I was laying in bed last night, and my Facebook feed began to scroll out of control about how beautiful the Northern Lights (Aurora Borealis to you non-Alaskans) were dancing. Living in Alaska, this isn’t an uncommon occurrence, however experiencing an aurora display always provides breathtaking moments . Many of my friends on Facebook were posting pictures, and some were driving to higher elevations to enjoy even more breathtaking views. Although I’ve enjoyed the beauty of the “lights” in person uncountable times, I’ll admit that I usually take the more passive approach of continual refreshes of my Facebook and Instagram feeds. For some reason last night, my heart felt the ping of the excitement, as I began to see the pictures in my news feed.
I wanted to see and experience the magic of the evening firsthand. I wanted to take pictures and post them to social media. I wanted to be one of the cool people who climbed out of bed in the middle of a cold dark night to drive to the top of a mountain to gaze at something that very few people ever get to experience. I wanted to go to the unofficial party of those who chased moments of magical beauty. And so I did.
Within a few quick minutes, I had crawled into sweatpants and Bailey, my wonder dog and I were outside under the night sky, and walking to the car under an umbrella of bold green streaks. I planned on taking pictures, but since I was dependent on my iPhone camera, I decided to wait until we got to the top of the mountain in order to have a better chance at capturing the true beauty.

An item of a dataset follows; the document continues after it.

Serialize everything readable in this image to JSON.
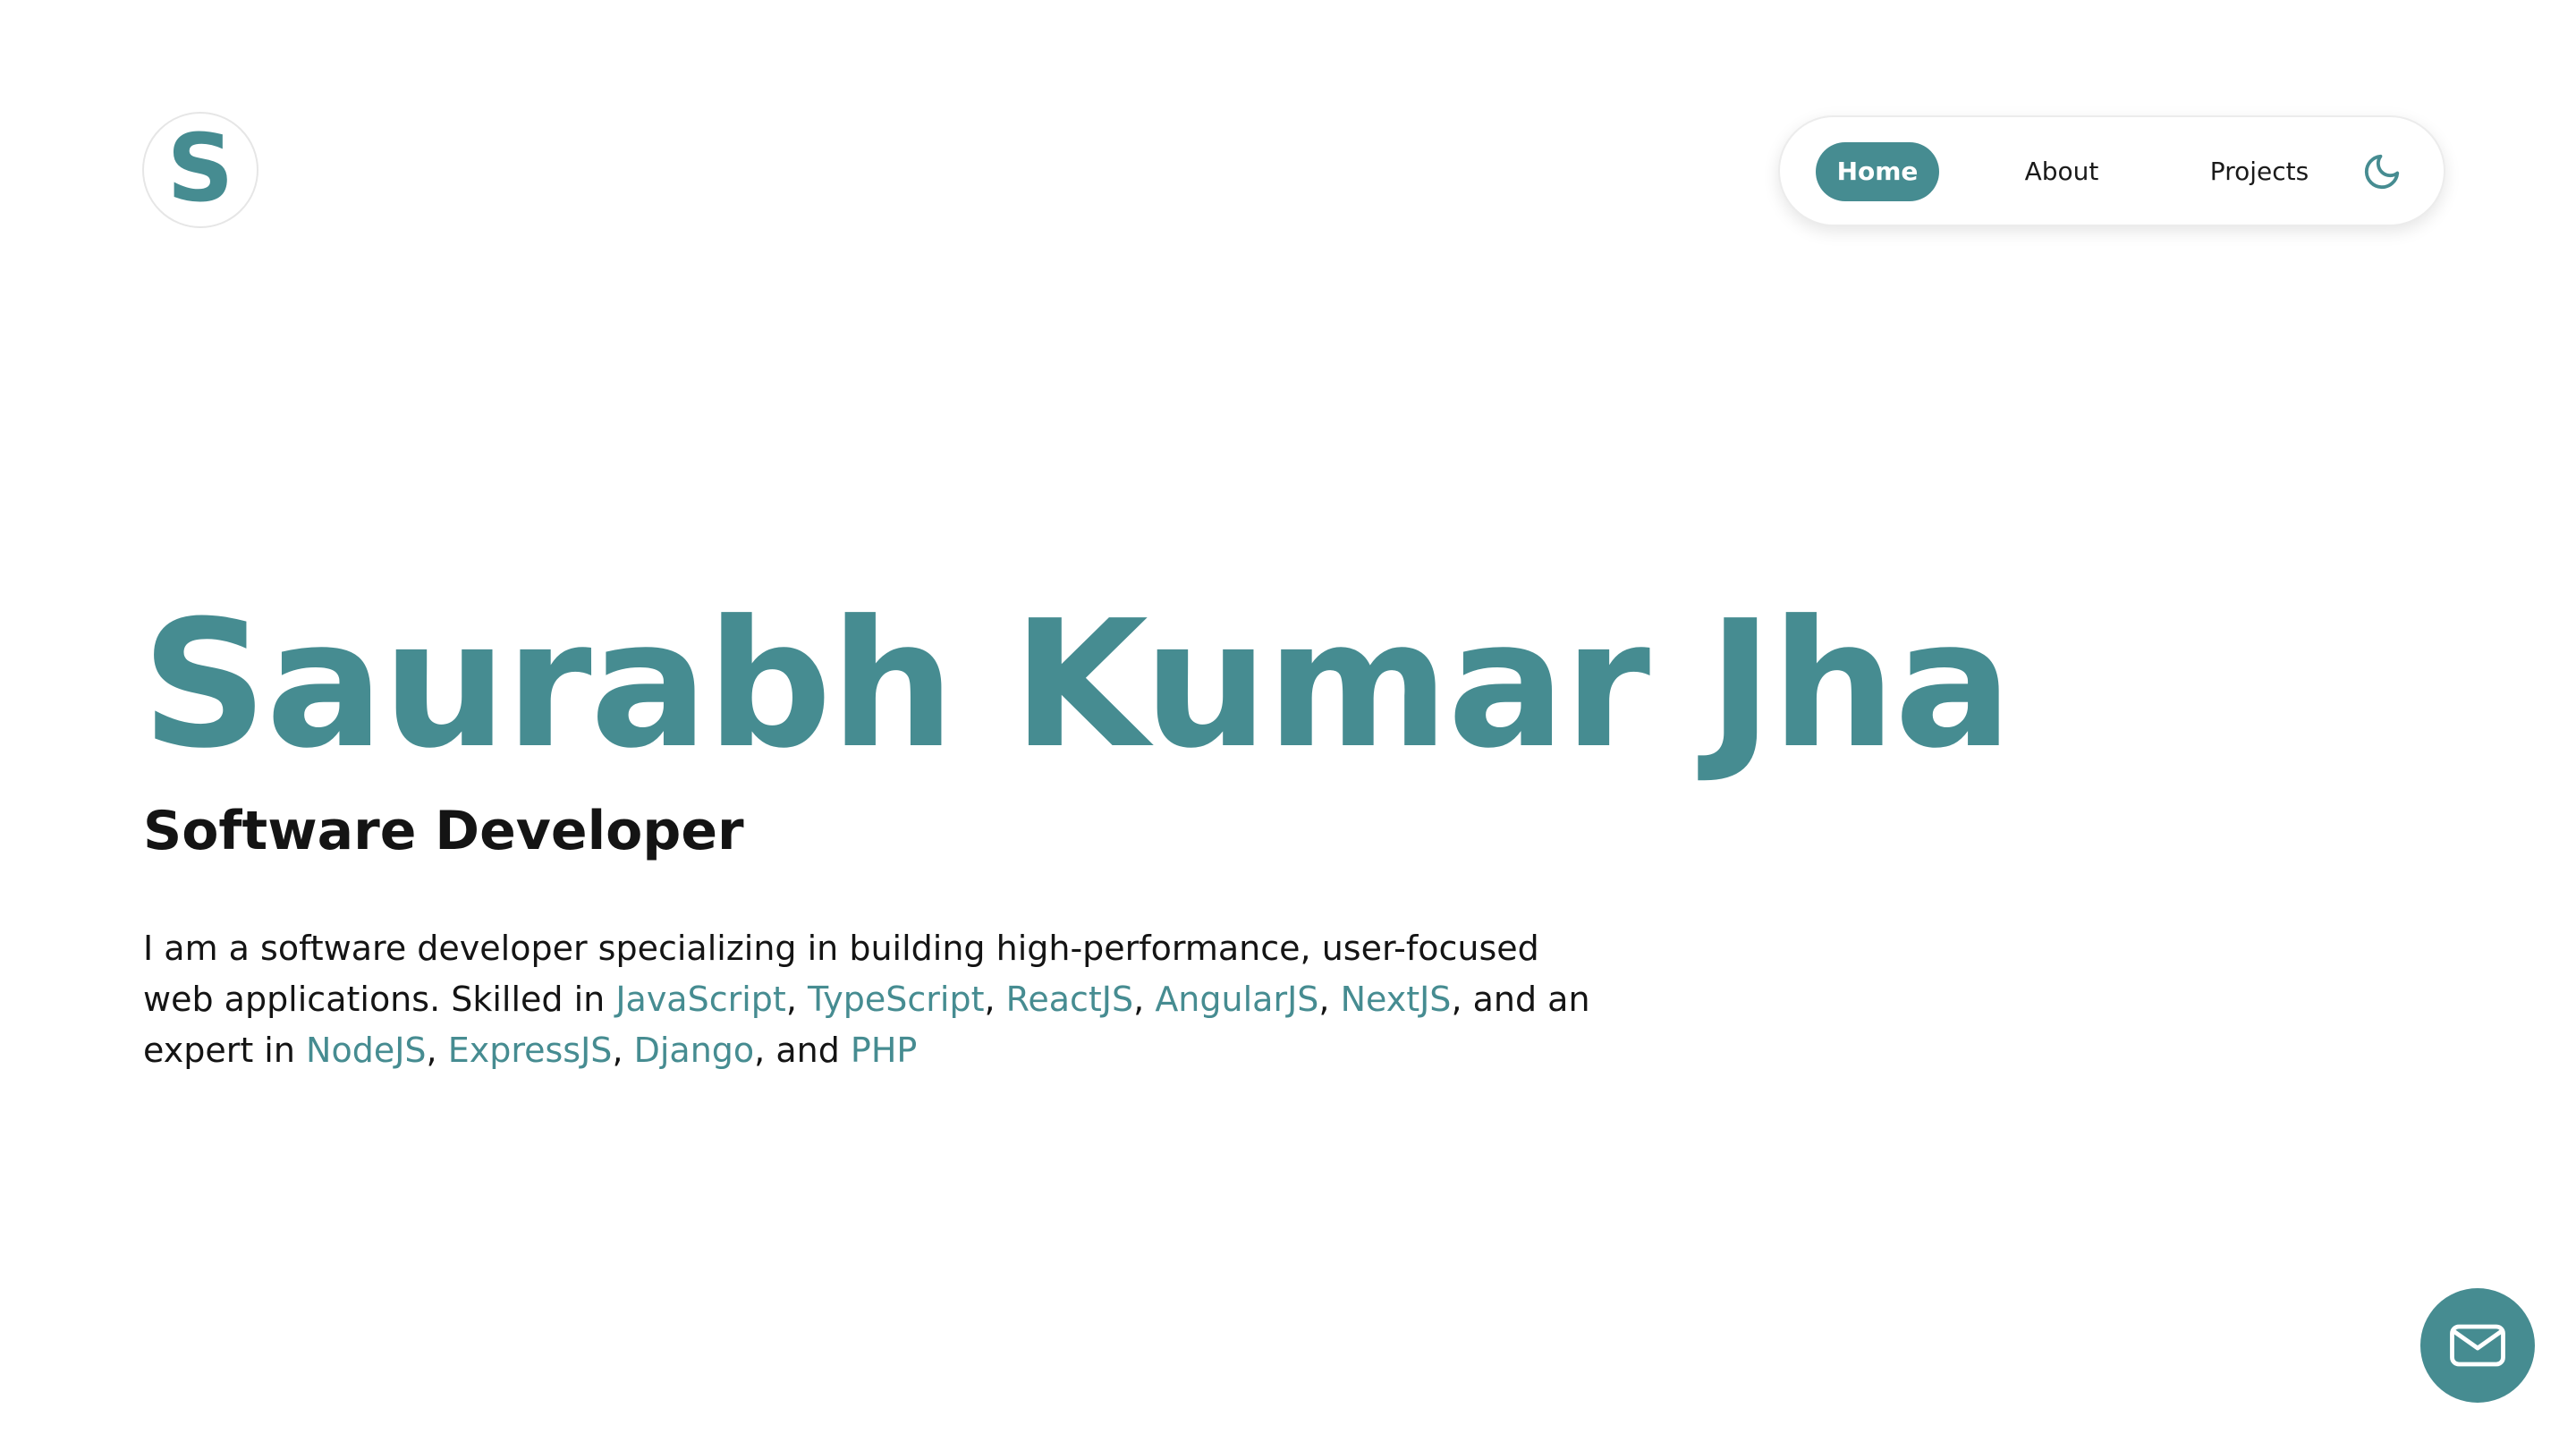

Driving up the mountain was challenging as I could hardly keep my eyes off the sky and on the road. I began to get more excited – but not only because of the beauty of the night.
I began to realize I was beginning to focus more on the picture I was going to take and post to Facebook, than the miracle that was dancing over my head. My focus was shifting from actual self-fulfillment to the need to prove that I was being self-fulfilled. Instead of allowing myself to experience the magic of the moment, and the overwhelming emotions I was feeling standing under one of God’s great miracles, I was mentally preparing the “post” that would ensue to validate those emotions.
I’m beginning to recognize more and more that I’m spending far too much time attempting to capture the proof of moments, instead living those moments. For some reason I have equated the subsequent validation of moments like last night’s Northern Lights, as some profound acknowledgment that I’m whole, fulfilled and a person who appreciates the little things.
As I stood on top of that mountain last night with my iPhone camera in hand, I looked around at all of the others focused on the night’s dancing lights, and I realized that no picture was capable of capturing the emotions of my middle of the night jaunt and the crayola like sky I was standing under. A picture would not show the beat of my racing heart, or the tears beginning to swell in my eyes as a result of greatness of the night. It wouldn’t capture the excitement I was feeling about my decision to make a midnight run up to the top of the mountain. The moment was one that needed to be lived, not shared.
Looking up at last night’s sky helped me realize that it’s impossible to photograph self-fulfillment, and despite my previous attempts to “prove” myself to others, I was trying to take an impossible picture. I spent almost an hour at the top of that mountain staring up at the sky through my teary eyes, and although I have no picture for Facebook or Instagram, I do have a memory that will be ingrained in my heart forever, and by that I am blessed.